**What you will do**
Without the pictures, set down every record below exactly as it reads.

**Records for the task**
..........
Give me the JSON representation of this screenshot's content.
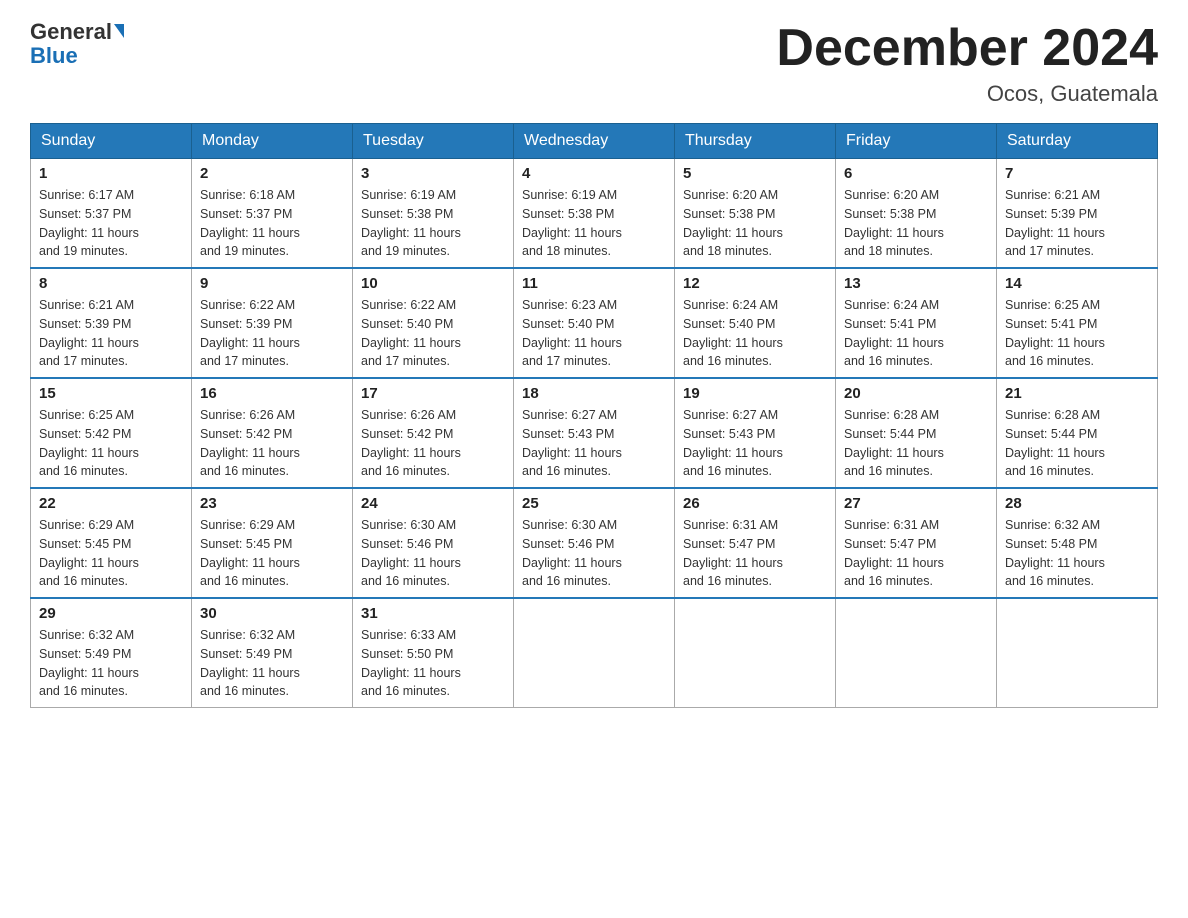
{
  "header": {
    "logo_general": "General",
    "logo_blue": "Blue",
    "title": "December 2024",
    "subtitle": "Ocos, Guatemala"
  },
  "days_of_week": [
    "Sunday",
    "Monday",
    "Tuesday",
    "Wednesday",
    "Thursday",
    "Friday",
    "Saturday"
  ],
  "weeks": [
    [
      {
        "day": "1",
        "sunrise": "6:17 AM",
        "sunset": "5:37 PM",
        "daylight": "11 hours and 19 minutes."
      },
      {
        "day": "2",
        "sunrise": "6:18 AM",
        "sunset": "5:37 PM",
        "daylight": "11 hours and 19 minutes."
      },
      {
        "day": "3",
        "sunrise": "6:19 AM",
        "sunset": "5:38 PM",
        "daylight": "11 hours and 19 minutes."
      },
      {
        "day": "4",
        "sunrise": "6:19 AM",
        "sunset": "5:38 PM",
        "daylight": "11 hours and 18 minutes."
      },
      {
        "day": "5",
        "sunrise": "6:20 AM",
        "sunset": "5:38 PM",
        "daylight": "11 hours and 18 minutes."
      },
      {
        "day": "6",
        "sunrise": "6:20 AM",
        "sunset": "5:38 PM",
        "daylight": "11 hours and 18 minutes."
      },
      {
        "day": "7",
        "sunrise": "6:21 AM",
        "sunset": "5:39 PM",
        "daylight": "11 hours and 17 minutes."
      }
    ],
    [
      {
        "day": "8",
        "sunrise": "6:21 AM",
        "sunset": "5:39 PM",
        "daylight": "11 hours and 17 minutes."
      },
      {
        "day": "9",
        "sunrise": "6:22 AM",
        "sunset": "5:39 PM",
        "daylight": "11 hours and 17 minutes."
      },
      {
        "day": "10",
        "sunrise": "6:22 AM",
        "sunset": "5:40 PM",
        "daylight": "11 hours and 17 minutes."
      },
      {
        "day": "11",
        "sunrise": "6:23 AM",
        "sunset": "5:40 PM",
        "daylight": "11 hours and 17 minutes."
      },
      {
        "day": "12",
        "sunrise": "6:24 AM",
        "sunset": "5:40 PM",
        "daylight": "11 hours and 16 minutes."
      },
      {
        "day": "13",
        "sunrise": "6:24 AM",
        "sunset": "5:41 PM",
        "daylight": "11 hours and 16 minutes."
      },
      {
        "day": "14",
        "sunrise": "6:25 AM",
        "sunset": "5:41 PM",
        "daylight": "11 hours and 16 minutes."
      }
    ],
    [
      {
        "day": "15",
        "sunrise": "6:25 AM",
        "sunset": "5:42 PM",
        "daylight": "11 hours and 16 minutes."
      },
      {
        "day": "16",
        "sunrise": "6:26 AM",
        "sunset": "5:42 PM",
        "daylight": "11 hours and 16 minutes."
      },
      {
        "day": "17",
        "sunrise": "6:26 AM",
        "sunset": "5:42 PM",
        "daylight": "11 hours and 16 minutes."
      },
      {
        "day": "18",
        "sunrise": "6:27 AM",
        "sunset": "5:43 PM",
        "daylight": "11 hours and 16 minutes."
      },
      {
        "day": "19",
        "sunrise": "6:27 AM",
        "sunset": "5:43 PM",
        "daylight": "11 hours and 16 minutes."
      },
      {
        "day": "20",
        "sunrise": "6:28 AM",
        "sunset": "5:44 PM",
        "daylight": "11 hours and 16 minutes."
      },
      {
        "day": "21",
        "sunrise": "6:28 AM",
        "sunset": "5:44 PM",
        "daylight": "11 hours and 16 minutes."
      }
    ],
    [
      {
        "day": "22",
        "sunrise": "6:29 AM",
        "sunset": "5:45 PM",
        "daylight": "11 hours and 16 minutes."
      },
      {
        "day": "23",
        "sunrise": "6:29 AM",
        "sunset": "5:45 PM",
        "daylight": "11 hours and 16 minutes."
      },
      {
        "day": "24",
        "sunrise": "6:30 AM",
        "sunset": "5:46 PM",
        "daylight": "11 hours and 16 minutes."
      },
      {
        "day": "25",
        "sunrise": "6:30 AM",
        "sunset": "5:46 PM",
        "daylight": "11 hours and 16 minutes."
      },
      {
        "day": "26",
        "sunrise": "6:31 AM",
        "sunset": "5:47 PM",
        "daylight": "11 hours and 16 minutes."
      },
      {
        "day": "27",
        "sunrise": "6:31 AM",
        "sunset": "5:47 PM",
        "daylight": "11 hours and 16 minutes."
      },
      {
        "day": "28",
        "sunrise": "6:32 AM",
        "sunset": "5:48 PM",
        "daylight": "11 hours and 16 minutes."
      }
    ],
    [
      {
        "day": "29",
        "sunrise": "6:32 AM",
        "sunset": "5:49 PM",
        "daylight": "11 hours and 16 minutes."
      },
      {
        "day": "30",
        "sunrise": "6:32 AM",
        "sunset": "5:49 PM",
        "daylight": "11 hours and 16 minutes."
      },
      {
        "day": "31",
        "sunrise": "6:33 AM",
        "sunset": "5:50 PM",
        "daylight": "11 hours and 16 minutes."
      },
      null,
      null,
      null,
      null
    ]
  ],
  "labels": {
    "sunrise": "Sunrise:",
    "sunset": "Sunset:",
    "daylight": "Daylight:"
  }
}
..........
**Exercise solution**
Give me the JSON representation of this screenshot's content.
{
  "header": {
    "logo_general": "General",
    "logo_blue": "Blue",
    "title": "December 2024",
    "subtitle": "Ocos, Guatemala"
  },
  "days_of_week": [
    "Sunday",
    "Monday",
    "Tuesday",
    "Wednesday",
    "Thursday",
    "Friday",
    "Saturday"
  ],
  "weeks": [
    [
      {
        "day": "1",
        "sunrise": "6:17 AM",
        "sunset": "5:37 PM",
        "daylight": "11 hours and 19 minutes."
      },
      {
        "day": "2",
        "sunrise": "6:18 AM",
        "sunset": "5:37 PM",
        "daylight": "11 hours and 19 minutes."
      },
      {
        "day": "3",
        "sunrise": "6:19 AM",
        "sunset": "5:38 PM",
        "daylight": "11 hours and 19 minutes."
      },
      {
        "day": "4",
        "sunrise": "6:19 AM",
        "sunset": "5:38 PM",
        "daylight": "11 hours and 18 minutes."
      },
      {
        "day": "5",
        "sunrise": "6:20 AM",
        "sunset": "5:38 PM",
        "daylight": "11 hours and 18 minutes."
      },
      {
        "day": "6",
        "sunrise": "6:20 AM",
        "sunset": "5:38 PM",
        "daylight": "11 hours and 18 minutes."
      },
      {
        "day": "7",
        "sunrise": "6:21 AM",
        "sunset": "5:39 PM",
        "daylight": "11 hours and 17 minutes."
      }
    ],
    [
      {
        "day": "8",
        "sunrise": "6:21 AM",
        "sunset": "5:39 PM",
        "daylight": "11 hours and 17 minutes."
      },
      {
        "day": "9",
        "sunrise": "6:22 AM",
        "sunset": "5:39 PM",
        "daylight": "11 hours and 17 minutes."
      },
      {
        "day": "10",
        "sunrise": "6:22 AM",
        "sunset": "5:40 PM",
        "daylight": "11 hours and 17 minutes."
      },
      {
        "day": "11",
        "sunrise": "6:23 AM",
        "sunset": "5:40 PM",
        "daylight": "11 hours and 17 minutes."
      },
      {
        "day": "12",
        "sunrise": "6:24 AM",
        "sunset": "5:40 PM",
        "daylight": "11 hours and 16 minutes."
      },
      {
        "day": "13",
        "sunrise": "6:24 AM",
        "sunset": "5:41 PM",
        "daylight": "11 hours and 16 minutes."
      },
      {
        "day": "14",
        "sunrise": "6:25 AM",
        "sunset": "5:41 PM",
        "daylight": "11 hours and 16 minutes."
      }
    ],
    [
      {
        "day": "15",
        "sunrise": "6:25 AM",
        "sunset": "5:42 PM",
        "daylight": "11 hours and 16 minutes."
      },
      {
        "day": "16",
        "sunrise": "6:26 AM",
        "sunset": "5:42 PM",
        "daylight": "11 hours and 16 minutes."
      },
      {
        "day": "17",
        "sunrise": "6:26 AM",
        "sunset": "5:42 PM",
        "daylight": "11 hours and 16 minutes."
      },
      {
        "day": "18",
        "sunrise": "6:27 AM",
        "sunset": "5:43 PM",
        "daylight": "11 hours and 16 minutes."
      },
      {
        "day": "19",
        "sunrise": "6:27 AM",
        "sunset": "5:43 PM",
        "daylight": "11 hours and 16 minutes."
      },
      {
        "day": "20",
        "sunrise": "6:28 AM",
        "sunset": "5:44 PM",
        "daylight": "11 hours and 16 minutes."
      },
      {
        "day": "21",
        "sunrise": "6:28 AM",
        "sunset": "5:44 PM",
        "daylight": "11 hours and 16 minutes."
      }
    ],
    [
      {
        "day": "22",
        "sunrise": "6:29 AM",
        "sunset": "5:45 PM",
        "daylight": "11 hours and 16 minutes."
      },
      {
        "day": "23",
        "sunrise": "6:29 AM",
        "sunset": "5:45 PM",
        "daylight": "11 hours and 16 minutes."
      },
      {
        "day": "24",
        "sunrise": "6:30 AM",
        "sunset": "5:46 PM",
        "daylight": "11 hours and 16 minutes."
      },
      {
        "day": "25",
        "sunrise": "6:30 AM",
        "sunset": "5:46 PM",
        "daylight": "11 hours and 16 minutes."
      },
      {
        "day": "26",
        "sunrise": "6:31 AM",
        "sunset": "5:47 PM",
        "daylight": "11 hours and 16 minutes."
      },
      {
        "day": "27",
        "sunrise": "6:31 AM",
        "sunset": "5:47 PM",
        "daylight": "11 hours and 16 minutes."
      },
      {
        "day": "28",
        "sunrise": "6:32 AM",
        "sunset": "5:48 PM",
        "daylight": "11 hours and 16 minutes."
      }
    ],
    [
      {
        "day": "29",
        "sunrise": "6:32 AM",
        "sunset": "5:49 PM",
        "daylight": "11 hours and 16 minutes."
      },
      {
        "day": "30",
        "sunrise": "6:32 AM",
        "sunset": "5:49 PM",
        "daylight": "11 hours and 16 minutes."
      },
      {
        "day": "31",
        "sunrise": "6:33 AM",
        "sunset": "5:50 PM",
        "daylight": "11 hours and 16 minutes."
      },
      null,
      null,
      null,
      null
    ]
  ],
  "labels": {
    "sunrise": "Sunrise:",
    "sunset": "Sunset:",
    "daylight": "Daylight:"
  }
}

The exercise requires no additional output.